Commentary on Romans 16:25-27View Bible Text
The letter to the Romans begins and ends in unusual ways for Paul.
That the letter and the community held special significance for him is clear. In the opening chapter (in fact the opening verse!) we already have an extended greeting in which Paul is laying claim to and asserting his status as “a servant of Jesus Christ, called to be an apostle, set apart for the gospel of God” (Romans 1:1).
Then follows a long explanation of his mission and the gospel he wishes to preach in their midst. Now, at the end of the letter, after having preached that Gospel in letter form rather than in person, Paul reasserts his position and authority of “my gospel.” This conclusion runs from 15:33 through the designated verses for this Sunday. It contains a commendation, an extensive greeting list, two benedictions and the doxology.
For the Fourth Sunday of Advent, we read only the doxology. It appears as if Paul has taken a doxology that may have been known to the communities of faith he was familiar with, a doxology perhaps taken directly from their worship: “To God [to the only wise God], through Jesus Christ, be the glory forever! Amen!” As all classic doxologies, this blessing of God serves to frame everything that has gone before (admonitions, prayers, thanksgivings, etc.). The doxologies name the one who is the source of all blessing, of all good things, the source of the work of the gospel. Paul may use the personal possessive (my gospel) but it is clearly his only through Jesus Christ, through the One who reveals the mystery.
Another point however needs to be noted concerning this reference to “my gospel.” There were many gospels abounding in first century churches. Paul warns about them in almost all of his letters. Of course, not all of them served the proclamation of Jesus Christ. Many of them lead people into error, confusing the eternal God who revealed the mystery with gods of culture. Paul’s gospel however stands in the tradition of the prophetic writings. It is rooted in the promise found in the Old Testament and which is meant not only for the Jewish people but for all Gentiles, for all the nations.
These two references — to the eternal God and to the prophetic writings — establish the community of faith in a tradition that is defined by one greater than itself and in a history broader than their own.
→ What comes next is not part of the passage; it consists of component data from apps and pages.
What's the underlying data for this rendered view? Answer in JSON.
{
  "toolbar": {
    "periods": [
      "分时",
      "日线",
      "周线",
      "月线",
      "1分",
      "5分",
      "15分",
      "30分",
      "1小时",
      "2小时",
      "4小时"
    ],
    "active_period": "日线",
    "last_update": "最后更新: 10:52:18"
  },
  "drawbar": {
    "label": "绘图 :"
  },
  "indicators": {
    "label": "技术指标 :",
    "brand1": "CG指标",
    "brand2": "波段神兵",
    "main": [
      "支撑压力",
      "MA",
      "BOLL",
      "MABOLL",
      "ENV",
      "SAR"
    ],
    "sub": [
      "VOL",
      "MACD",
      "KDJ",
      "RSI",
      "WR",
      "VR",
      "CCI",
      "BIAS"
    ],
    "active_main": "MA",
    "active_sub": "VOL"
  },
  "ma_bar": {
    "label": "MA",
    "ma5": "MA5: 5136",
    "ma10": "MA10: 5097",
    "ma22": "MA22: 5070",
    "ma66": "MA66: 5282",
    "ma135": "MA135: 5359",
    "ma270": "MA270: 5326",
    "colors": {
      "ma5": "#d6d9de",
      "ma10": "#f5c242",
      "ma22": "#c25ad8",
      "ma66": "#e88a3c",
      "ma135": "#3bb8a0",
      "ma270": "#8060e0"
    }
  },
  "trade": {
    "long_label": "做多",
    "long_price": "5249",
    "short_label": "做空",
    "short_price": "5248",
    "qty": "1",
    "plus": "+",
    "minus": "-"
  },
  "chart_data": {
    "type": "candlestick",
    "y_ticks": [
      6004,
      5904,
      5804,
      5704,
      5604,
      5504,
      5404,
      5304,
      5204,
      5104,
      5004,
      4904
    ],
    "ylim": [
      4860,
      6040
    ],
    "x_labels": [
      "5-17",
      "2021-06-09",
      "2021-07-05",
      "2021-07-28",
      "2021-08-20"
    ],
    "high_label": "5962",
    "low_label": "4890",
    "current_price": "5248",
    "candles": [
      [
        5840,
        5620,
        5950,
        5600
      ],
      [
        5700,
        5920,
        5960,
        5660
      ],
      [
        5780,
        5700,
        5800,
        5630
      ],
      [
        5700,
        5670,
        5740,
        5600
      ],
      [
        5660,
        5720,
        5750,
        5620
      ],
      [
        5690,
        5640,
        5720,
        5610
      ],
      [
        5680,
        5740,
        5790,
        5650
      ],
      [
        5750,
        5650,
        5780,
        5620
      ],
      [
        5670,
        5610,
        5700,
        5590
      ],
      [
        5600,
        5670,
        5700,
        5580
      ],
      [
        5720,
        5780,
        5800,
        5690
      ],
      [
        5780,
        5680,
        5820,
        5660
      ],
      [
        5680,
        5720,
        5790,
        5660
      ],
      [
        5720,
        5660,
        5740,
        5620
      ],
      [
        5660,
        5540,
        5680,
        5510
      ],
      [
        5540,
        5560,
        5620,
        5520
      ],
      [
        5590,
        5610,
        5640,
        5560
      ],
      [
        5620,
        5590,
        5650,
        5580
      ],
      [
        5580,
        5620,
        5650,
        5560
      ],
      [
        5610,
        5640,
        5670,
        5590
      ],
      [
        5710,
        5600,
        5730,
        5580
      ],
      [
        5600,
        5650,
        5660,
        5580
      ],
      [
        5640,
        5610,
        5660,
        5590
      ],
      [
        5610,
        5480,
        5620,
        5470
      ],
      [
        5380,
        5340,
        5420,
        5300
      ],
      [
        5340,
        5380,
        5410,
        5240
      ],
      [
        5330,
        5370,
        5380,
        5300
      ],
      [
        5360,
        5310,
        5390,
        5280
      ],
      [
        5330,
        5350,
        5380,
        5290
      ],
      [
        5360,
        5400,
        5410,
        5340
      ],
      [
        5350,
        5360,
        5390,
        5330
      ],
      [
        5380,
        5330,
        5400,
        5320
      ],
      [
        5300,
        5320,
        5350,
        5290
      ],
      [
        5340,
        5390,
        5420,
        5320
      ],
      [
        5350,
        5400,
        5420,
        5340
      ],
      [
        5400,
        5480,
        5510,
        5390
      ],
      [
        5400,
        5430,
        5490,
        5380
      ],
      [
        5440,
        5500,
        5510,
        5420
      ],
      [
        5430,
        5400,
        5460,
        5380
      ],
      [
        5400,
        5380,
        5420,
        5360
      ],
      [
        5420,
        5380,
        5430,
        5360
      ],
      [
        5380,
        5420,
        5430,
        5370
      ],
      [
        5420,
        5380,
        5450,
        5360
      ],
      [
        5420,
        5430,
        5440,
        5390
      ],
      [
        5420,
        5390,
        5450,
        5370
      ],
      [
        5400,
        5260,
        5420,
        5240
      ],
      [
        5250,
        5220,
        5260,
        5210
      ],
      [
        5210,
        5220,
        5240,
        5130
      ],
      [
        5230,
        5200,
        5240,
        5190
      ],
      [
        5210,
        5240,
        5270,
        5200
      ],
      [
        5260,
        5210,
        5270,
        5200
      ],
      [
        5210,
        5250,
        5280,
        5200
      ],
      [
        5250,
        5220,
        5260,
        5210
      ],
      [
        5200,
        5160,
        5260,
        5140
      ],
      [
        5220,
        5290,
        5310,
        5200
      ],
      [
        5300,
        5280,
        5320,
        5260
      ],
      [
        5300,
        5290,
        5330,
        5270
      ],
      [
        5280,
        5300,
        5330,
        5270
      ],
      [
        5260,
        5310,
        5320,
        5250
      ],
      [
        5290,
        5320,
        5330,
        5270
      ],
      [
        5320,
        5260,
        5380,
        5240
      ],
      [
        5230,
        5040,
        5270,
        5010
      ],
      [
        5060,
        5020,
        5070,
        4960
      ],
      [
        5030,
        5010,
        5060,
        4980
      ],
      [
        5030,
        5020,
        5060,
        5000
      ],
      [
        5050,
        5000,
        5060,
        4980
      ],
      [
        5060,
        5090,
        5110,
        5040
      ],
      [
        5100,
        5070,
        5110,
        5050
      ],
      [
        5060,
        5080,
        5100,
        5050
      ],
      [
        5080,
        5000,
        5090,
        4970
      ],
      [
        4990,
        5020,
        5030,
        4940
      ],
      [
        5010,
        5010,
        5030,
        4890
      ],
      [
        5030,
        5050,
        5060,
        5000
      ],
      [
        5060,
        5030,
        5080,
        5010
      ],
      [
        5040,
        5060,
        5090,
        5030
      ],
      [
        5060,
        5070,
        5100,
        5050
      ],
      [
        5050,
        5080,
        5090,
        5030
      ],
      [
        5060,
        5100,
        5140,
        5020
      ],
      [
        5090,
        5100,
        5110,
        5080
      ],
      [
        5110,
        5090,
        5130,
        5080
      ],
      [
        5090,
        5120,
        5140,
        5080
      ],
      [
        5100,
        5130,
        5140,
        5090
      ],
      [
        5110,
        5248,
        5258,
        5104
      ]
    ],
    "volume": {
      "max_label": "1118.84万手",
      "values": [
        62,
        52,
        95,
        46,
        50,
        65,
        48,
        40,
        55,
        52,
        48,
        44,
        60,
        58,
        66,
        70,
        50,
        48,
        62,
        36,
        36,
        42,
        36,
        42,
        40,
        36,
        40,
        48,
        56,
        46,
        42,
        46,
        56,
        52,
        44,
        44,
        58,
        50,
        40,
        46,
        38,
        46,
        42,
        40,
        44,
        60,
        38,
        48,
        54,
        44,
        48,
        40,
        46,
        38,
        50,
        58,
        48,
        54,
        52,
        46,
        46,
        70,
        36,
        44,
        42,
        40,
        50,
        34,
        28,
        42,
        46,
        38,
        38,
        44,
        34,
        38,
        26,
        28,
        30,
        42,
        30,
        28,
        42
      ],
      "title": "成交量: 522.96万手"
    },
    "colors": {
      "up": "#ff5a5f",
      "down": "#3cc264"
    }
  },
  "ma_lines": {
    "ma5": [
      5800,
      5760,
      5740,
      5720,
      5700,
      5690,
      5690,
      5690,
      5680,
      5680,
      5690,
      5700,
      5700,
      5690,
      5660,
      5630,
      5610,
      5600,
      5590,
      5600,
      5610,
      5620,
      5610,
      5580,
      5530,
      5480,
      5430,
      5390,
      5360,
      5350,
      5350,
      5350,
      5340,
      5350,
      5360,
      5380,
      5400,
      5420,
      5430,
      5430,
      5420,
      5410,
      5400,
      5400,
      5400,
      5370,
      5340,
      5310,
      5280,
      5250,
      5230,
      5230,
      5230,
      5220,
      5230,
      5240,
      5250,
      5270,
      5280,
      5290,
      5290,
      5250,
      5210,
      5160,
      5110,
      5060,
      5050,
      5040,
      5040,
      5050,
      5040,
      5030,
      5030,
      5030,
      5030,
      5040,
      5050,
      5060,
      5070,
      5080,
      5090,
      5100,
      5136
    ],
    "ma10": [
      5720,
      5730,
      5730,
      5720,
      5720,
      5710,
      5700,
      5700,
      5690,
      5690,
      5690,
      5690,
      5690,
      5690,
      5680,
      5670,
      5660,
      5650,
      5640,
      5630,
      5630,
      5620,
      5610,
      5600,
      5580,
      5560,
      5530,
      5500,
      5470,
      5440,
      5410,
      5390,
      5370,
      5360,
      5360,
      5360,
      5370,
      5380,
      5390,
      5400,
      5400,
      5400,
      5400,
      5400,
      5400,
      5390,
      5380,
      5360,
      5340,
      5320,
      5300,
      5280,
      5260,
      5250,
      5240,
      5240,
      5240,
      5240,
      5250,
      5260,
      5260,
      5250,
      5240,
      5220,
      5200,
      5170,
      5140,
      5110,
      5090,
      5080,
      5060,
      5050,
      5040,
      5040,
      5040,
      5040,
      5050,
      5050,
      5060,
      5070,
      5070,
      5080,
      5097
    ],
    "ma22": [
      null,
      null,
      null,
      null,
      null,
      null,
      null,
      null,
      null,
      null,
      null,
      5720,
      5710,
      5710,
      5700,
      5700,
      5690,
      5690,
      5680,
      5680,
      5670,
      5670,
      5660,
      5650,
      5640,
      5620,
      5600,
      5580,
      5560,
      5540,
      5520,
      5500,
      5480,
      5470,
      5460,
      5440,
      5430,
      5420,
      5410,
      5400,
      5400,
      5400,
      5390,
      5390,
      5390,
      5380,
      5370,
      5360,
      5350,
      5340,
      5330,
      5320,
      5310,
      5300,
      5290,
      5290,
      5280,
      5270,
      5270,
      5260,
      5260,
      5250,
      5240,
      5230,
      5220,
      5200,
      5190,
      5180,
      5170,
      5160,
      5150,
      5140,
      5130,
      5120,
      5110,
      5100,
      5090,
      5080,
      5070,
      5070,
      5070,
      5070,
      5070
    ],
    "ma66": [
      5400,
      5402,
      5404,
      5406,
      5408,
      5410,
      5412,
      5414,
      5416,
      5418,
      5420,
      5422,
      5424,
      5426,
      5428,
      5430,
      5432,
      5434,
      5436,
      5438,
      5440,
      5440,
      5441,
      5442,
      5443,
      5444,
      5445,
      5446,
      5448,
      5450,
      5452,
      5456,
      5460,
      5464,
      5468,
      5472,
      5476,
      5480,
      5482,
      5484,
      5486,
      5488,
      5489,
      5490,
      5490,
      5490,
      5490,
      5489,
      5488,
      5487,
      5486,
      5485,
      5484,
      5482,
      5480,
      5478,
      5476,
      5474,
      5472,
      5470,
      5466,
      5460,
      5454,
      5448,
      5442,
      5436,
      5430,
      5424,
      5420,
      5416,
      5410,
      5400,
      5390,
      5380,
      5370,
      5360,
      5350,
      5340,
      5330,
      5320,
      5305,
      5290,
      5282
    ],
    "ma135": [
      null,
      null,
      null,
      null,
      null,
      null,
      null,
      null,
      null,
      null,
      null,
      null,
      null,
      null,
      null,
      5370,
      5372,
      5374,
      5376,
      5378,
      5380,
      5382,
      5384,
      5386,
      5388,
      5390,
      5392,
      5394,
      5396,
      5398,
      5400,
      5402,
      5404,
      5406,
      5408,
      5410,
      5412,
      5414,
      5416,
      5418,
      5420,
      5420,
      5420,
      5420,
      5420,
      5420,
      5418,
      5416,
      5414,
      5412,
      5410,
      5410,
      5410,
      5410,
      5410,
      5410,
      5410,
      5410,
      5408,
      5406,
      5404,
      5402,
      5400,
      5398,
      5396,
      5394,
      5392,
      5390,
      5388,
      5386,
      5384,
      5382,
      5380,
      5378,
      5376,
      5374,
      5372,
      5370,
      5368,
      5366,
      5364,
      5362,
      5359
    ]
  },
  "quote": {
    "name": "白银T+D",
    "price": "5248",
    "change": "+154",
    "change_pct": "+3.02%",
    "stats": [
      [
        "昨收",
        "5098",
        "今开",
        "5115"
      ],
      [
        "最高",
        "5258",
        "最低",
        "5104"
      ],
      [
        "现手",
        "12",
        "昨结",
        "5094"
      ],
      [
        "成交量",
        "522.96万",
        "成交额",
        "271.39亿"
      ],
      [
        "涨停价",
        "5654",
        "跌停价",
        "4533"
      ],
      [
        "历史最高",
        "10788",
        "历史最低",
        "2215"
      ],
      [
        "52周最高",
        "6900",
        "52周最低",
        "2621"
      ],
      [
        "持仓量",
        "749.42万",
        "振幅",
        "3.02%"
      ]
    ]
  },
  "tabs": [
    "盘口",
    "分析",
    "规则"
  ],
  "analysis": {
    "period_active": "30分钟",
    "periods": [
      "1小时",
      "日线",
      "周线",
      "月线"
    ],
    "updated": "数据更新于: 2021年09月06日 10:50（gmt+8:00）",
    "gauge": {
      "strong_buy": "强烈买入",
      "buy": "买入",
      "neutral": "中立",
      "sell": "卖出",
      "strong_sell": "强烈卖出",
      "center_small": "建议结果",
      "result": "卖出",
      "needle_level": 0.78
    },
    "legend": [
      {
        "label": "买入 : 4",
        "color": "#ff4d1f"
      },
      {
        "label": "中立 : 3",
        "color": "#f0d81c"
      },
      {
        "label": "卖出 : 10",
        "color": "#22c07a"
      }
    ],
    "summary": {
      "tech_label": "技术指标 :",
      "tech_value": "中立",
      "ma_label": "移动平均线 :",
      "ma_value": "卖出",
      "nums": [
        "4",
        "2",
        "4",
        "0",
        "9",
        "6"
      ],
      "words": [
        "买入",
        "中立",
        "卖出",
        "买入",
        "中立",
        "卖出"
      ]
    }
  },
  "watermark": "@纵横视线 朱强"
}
In other words, the community is never defined simply by its own parameters but by God whose promise extends over time and through the lives of many peoples. The local community is always, in some ways, a global community.
We read this doxology on the last Sunday of Advent. To what purpose? The lectionary has turned now, on this day, from an eschatological waiting to the more imminent announcement and arrival of the Christ Child. The Gospel of Luke relates the announcement of the angel Gabriel to Mary and then together with Mary, we sing the reversals of the gospel in the Magnificat. We hear this annunciation as the revelation of the mystery that has been kept secret through the ages. We come to the moment, we might say, to the beginning of this revelation that brings together the hopes of the prophets, the longing of the law and the yearning of all humanity. The history of salvation begins to unfold before the community in full splendor and will finally be realized in a meal in which this mystery is given, literally distributed to the community.
The revelation of God’s mystery to all (Jews and Gentiles) is “to bring about the obedience of faith.” The obedience of faith is a central theme in Romans. With this notion of obedience, Paul is drawing all peoples into the covenant, into God’s own revelation of the secret. Just as Adam’s disobedience brought about condemnation and death to all humanity so the obedience of the second or last Adam, Jesus Christ, implies the obedience and steadfastness of all people. Christ’s obedience brings righteous and life (Romans 5:9-10).
We are not to read this “obedience of faith” as simply fulfilling the law, as if through Christ, humanity is now able to accomplish the Law of Moses without impediment. Paul has shown throughout the letter to the Romans that the tension of disobedience/obedience refers not to the Law of Moses (for then it would apply only to the Jews) but to the law that is deep within all of creation. The “obedience” here has a cosmic slant. The obedience of Christ does not just abolish/fulfill the Law of Moses, it instigated, and it initiates the new creation. The restoration prayed for in the psalms of the preceding Sundays of Advent is now completed. Adam (humanity) is restored through Jesus Christ. God’s intention in creation is made manifest: through this gift of faith, a new people witness to God’s intent of good-will, immeasurable mercy and eternal life towards all.
The gift of faith that comes to humanity through the obedience of Christ, the righteousness that is the constitutive element of the new people, the new creation cannot be confined to merely a forensic metaphor. It is not simply (though importantly!) the forgiveness of sins, the acquittal spoken. The obedience of faith given in Christ and now continually spoken and distributed in the community for all, this obedience signifies the life that all are called into a relationship in God and with all creation. The image of God has been restored and believers now live in that image, witnessing and inviting all into this covenantal relationship.
On this Fourth Sunday of Advent, as even the readings make a turn to Christ’s birth in a manger, Paul’s doxology in Romans sings a counter-motif. The obedience of faith gestures towards the cross. The expectation and yearning of Advent for reconciliation and a restored humanity begins, yes, at the manger but is fully accomplished at the cross and given in a meal.